[To do]
In the response, each entry below should appear again exactly as given.
Extracted material START
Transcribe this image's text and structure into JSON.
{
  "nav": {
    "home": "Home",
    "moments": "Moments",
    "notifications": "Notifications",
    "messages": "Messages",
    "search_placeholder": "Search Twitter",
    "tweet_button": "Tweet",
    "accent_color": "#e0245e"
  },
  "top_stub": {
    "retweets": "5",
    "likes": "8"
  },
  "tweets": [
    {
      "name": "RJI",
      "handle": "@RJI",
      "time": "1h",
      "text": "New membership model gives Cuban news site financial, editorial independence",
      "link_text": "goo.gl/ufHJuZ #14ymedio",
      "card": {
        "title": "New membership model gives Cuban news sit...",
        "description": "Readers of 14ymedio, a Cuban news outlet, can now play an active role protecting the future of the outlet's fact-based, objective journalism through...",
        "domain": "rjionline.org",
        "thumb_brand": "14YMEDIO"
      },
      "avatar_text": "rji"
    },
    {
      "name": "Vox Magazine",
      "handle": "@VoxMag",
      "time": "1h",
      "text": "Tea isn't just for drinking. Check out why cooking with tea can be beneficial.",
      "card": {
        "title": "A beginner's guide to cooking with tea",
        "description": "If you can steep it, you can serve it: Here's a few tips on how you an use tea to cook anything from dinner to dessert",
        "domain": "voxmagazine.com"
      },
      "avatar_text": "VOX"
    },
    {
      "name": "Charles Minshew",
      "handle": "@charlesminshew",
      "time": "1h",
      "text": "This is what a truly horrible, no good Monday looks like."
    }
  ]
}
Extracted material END
[Response]
Transcribe this image's text and structure into JSON.
{
  "nav": {
    "home": "Home",
    "moments": "Moments",
    "notifications": "Notifications",
    "messages": "Messages",
    "search_placeholder": "Search Twitter",
    "tweet_button": "Tweet",
    "accent_color": "#e0245e"
  },
  "top_stub": {
    "retweets": "5",
    "likes": "8"
  },
  "tweets": [
    {
      "name": "RJI",
      "handle": "@RJI",
      "time": "1h",
      "text": "New membership model gives Cuban news site financial, editorial independence",
      "link_text": "goo.gl/ufHJuZ #14ymedio",
      "card": {
        "title": "New membership model gives Cuban news sit...",
        "description": "Readers of 14ymedio, a Cuban news outlet, can now play an active role protecting the future of the outlet's fact-based, objective journalism through...",
        "domain": "rjionline.org",
        "thumb_brand": "14YMEDIO"
      },
      "avatar_text": "rji"
    },
    {
      "name": "Vox Magazine",
      "handle": "@VoxMag",
      "time": "1h",
      "text": "Tea isn't just for drinking. Check out why cooking with tea can be beneficial.",
      "card": {
        "title": "A beginner's guide to cooking with tea",
        "description": "If you can steep it, you can serve it: Here's a few tips on how you an use tea to cook anything from dinner to dessert",
        "domain": "voxmagazine.com"
      },
      "avatar_text": "VOX"
    },
    {
      "name": "Charles Minshew",
      "handle": "@charlesminshew",
      "time": "1h",
      "text": "This is what a truly horrible, no good Monday looks like."
    }
  ]
}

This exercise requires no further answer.